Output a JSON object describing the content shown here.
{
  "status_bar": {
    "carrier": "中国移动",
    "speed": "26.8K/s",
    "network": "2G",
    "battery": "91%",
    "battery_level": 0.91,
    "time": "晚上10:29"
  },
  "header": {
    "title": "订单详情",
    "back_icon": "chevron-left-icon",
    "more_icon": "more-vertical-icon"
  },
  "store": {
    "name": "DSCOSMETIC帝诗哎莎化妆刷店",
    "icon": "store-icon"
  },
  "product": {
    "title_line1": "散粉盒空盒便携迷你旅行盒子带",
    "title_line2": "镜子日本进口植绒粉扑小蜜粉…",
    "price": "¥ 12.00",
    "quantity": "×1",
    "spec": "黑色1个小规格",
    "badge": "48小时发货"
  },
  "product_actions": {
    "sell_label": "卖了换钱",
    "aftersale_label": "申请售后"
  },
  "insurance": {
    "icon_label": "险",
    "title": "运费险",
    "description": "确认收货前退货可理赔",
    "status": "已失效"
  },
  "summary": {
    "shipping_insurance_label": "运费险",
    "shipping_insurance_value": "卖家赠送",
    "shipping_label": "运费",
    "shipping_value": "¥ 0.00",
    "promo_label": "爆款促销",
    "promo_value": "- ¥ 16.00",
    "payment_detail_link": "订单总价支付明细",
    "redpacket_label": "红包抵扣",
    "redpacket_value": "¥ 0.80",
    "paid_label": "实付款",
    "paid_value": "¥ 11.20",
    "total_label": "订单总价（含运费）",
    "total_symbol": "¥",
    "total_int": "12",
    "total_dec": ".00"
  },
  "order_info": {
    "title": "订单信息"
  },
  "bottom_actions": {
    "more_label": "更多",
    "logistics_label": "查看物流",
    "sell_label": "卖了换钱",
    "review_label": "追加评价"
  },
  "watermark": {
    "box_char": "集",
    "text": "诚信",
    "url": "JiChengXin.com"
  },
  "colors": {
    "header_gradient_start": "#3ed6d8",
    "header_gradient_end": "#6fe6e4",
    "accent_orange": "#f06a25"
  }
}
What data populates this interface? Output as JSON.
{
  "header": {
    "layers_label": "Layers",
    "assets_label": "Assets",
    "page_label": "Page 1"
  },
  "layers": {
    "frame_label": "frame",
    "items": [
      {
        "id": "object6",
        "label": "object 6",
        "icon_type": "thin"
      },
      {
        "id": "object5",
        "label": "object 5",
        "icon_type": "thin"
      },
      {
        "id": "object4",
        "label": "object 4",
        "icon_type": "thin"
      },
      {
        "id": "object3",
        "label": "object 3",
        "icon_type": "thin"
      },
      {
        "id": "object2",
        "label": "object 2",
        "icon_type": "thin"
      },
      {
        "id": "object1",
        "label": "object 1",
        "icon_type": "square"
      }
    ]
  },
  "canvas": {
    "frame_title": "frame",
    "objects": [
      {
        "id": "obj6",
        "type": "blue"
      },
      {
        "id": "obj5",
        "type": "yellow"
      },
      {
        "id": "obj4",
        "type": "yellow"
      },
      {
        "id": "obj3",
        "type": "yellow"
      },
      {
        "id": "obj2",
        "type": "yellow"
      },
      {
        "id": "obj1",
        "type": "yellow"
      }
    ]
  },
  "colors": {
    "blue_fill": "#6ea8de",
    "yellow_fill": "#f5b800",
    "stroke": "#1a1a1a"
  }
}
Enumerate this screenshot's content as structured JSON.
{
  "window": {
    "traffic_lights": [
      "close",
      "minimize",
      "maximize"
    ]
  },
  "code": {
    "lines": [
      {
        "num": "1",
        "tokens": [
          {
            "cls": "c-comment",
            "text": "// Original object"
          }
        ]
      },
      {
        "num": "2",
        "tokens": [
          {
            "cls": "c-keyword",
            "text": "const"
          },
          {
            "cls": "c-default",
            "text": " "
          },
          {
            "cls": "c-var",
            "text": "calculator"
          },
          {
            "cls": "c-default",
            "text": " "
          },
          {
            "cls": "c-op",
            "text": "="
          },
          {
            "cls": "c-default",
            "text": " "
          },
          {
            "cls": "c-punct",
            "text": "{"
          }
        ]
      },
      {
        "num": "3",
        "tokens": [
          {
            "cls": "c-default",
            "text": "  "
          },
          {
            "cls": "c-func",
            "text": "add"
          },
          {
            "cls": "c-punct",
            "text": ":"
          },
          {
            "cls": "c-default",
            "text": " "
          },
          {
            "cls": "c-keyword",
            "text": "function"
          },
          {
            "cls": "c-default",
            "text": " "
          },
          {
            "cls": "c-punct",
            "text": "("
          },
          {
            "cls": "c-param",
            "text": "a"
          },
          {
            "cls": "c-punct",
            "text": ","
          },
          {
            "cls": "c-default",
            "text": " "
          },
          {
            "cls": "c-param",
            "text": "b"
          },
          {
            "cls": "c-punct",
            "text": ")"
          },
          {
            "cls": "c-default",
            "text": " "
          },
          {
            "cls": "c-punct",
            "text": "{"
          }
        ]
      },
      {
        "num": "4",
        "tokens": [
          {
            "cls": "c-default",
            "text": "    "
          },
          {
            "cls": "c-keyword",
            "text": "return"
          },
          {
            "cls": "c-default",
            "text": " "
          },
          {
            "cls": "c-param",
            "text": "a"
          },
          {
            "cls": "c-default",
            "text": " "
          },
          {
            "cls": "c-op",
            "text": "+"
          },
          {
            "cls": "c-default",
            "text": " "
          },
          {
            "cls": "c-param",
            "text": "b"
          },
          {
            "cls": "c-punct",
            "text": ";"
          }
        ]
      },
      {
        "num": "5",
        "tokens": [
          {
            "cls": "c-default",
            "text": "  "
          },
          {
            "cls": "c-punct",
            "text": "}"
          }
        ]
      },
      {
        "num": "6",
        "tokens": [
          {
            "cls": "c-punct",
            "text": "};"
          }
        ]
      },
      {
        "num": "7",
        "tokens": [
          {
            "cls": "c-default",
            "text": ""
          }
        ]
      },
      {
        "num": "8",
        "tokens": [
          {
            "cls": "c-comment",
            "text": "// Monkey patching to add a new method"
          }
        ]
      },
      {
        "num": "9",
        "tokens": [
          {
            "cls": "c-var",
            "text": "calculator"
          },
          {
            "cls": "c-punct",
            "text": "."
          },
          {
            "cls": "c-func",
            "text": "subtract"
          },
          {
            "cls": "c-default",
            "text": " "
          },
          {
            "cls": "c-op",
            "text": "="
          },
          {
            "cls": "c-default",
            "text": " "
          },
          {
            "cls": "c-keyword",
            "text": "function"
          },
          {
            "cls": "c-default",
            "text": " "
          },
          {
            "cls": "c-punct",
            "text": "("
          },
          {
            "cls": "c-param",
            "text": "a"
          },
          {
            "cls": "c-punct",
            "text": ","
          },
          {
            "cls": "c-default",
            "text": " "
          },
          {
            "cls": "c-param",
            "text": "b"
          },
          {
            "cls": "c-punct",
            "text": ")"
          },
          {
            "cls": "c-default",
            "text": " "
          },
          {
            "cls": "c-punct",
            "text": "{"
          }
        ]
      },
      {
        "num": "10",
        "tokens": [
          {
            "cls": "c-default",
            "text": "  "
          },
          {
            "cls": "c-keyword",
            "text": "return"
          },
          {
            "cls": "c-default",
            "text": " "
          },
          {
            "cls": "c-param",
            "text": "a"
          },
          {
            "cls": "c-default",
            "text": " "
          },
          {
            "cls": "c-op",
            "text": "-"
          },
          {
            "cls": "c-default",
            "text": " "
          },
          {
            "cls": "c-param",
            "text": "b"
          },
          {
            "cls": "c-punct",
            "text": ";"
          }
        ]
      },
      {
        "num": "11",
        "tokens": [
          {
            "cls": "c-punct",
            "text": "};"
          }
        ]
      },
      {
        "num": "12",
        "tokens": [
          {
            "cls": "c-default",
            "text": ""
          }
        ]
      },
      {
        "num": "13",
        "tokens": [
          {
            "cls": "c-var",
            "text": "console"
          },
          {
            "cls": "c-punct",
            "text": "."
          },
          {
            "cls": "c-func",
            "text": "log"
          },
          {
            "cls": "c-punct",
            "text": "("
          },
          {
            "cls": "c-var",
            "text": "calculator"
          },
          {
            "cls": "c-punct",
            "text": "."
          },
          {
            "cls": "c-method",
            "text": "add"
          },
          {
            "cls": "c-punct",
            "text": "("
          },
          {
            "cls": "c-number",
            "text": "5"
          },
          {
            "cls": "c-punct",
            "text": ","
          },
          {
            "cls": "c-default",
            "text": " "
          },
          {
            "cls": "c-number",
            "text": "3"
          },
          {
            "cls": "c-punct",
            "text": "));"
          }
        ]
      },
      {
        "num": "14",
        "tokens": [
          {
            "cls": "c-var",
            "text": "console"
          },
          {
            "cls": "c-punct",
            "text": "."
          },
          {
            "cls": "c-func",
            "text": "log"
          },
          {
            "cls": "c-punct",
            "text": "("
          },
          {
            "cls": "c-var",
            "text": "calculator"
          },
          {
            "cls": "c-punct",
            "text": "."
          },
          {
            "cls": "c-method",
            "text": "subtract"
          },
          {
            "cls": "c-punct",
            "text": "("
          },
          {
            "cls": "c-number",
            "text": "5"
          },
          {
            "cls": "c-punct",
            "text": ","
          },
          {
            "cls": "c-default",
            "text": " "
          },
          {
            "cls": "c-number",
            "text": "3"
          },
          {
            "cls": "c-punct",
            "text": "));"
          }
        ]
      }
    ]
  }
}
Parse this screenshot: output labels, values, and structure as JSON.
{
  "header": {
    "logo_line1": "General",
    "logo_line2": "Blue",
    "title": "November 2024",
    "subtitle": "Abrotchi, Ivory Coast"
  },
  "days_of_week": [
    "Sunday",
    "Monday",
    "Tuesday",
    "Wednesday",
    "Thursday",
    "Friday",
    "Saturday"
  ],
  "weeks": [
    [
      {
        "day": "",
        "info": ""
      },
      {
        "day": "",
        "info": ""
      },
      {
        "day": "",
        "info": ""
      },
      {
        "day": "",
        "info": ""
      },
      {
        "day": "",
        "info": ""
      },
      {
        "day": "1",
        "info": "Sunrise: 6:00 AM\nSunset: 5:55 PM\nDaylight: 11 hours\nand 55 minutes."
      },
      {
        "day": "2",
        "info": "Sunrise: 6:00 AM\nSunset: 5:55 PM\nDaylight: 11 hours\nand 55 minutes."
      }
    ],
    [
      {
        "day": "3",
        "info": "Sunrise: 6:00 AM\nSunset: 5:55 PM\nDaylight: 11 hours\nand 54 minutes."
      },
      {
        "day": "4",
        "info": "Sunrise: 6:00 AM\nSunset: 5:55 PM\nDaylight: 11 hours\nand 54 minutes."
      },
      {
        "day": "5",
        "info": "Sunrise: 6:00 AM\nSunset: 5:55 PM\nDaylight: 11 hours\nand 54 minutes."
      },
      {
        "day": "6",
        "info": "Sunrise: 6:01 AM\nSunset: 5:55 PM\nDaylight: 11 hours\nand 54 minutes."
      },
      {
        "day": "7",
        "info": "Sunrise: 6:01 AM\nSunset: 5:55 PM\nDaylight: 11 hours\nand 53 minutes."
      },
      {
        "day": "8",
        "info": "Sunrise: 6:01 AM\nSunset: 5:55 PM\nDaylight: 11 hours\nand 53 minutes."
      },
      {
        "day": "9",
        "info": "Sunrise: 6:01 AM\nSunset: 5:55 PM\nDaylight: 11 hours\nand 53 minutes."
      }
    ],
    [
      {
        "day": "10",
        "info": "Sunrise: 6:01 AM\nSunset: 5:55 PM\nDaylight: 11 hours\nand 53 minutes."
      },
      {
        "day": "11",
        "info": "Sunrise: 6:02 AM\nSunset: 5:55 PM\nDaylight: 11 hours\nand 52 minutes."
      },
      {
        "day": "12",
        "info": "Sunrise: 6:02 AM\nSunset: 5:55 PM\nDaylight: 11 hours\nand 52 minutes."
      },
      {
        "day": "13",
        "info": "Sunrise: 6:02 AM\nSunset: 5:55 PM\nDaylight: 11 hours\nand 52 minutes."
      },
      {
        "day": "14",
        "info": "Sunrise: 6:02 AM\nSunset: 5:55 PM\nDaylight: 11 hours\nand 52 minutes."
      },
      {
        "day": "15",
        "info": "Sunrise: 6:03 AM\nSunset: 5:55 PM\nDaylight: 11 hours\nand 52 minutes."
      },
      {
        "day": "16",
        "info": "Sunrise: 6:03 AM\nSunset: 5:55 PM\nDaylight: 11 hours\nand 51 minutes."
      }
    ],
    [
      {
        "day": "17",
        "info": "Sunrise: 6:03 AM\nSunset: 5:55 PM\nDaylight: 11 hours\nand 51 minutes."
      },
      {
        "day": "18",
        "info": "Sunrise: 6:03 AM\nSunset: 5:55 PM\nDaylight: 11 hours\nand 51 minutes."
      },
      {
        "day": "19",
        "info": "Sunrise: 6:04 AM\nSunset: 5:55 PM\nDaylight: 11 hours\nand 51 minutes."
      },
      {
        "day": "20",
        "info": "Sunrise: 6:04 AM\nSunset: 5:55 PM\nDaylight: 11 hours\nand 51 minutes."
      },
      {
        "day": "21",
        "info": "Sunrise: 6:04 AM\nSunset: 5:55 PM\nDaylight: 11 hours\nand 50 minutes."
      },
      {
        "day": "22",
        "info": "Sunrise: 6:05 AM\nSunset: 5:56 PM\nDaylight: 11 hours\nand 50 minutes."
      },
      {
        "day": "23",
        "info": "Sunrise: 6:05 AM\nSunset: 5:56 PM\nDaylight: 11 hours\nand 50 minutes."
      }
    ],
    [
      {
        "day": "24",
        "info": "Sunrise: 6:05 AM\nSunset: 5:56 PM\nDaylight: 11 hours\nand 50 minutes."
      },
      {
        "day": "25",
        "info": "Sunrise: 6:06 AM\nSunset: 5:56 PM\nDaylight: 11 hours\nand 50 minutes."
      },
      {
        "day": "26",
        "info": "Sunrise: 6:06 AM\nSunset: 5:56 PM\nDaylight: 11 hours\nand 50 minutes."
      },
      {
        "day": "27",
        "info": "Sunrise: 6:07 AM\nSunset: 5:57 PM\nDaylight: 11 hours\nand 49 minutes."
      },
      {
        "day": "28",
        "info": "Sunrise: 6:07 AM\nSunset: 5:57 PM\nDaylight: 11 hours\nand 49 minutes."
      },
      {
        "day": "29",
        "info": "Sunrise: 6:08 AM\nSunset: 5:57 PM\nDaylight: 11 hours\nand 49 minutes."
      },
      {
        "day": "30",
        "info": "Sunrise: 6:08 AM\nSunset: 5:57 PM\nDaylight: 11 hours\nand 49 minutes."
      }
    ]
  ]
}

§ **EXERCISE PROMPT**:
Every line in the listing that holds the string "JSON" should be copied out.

§ **RESPONSE AREA**:
Output a JSON object describing the content shown here.
What data populates this interface? Output as JSON.
Enumerate this screenshot's content as structured JSON.
Parse this screenshot: output labels, values, and structure as JSON.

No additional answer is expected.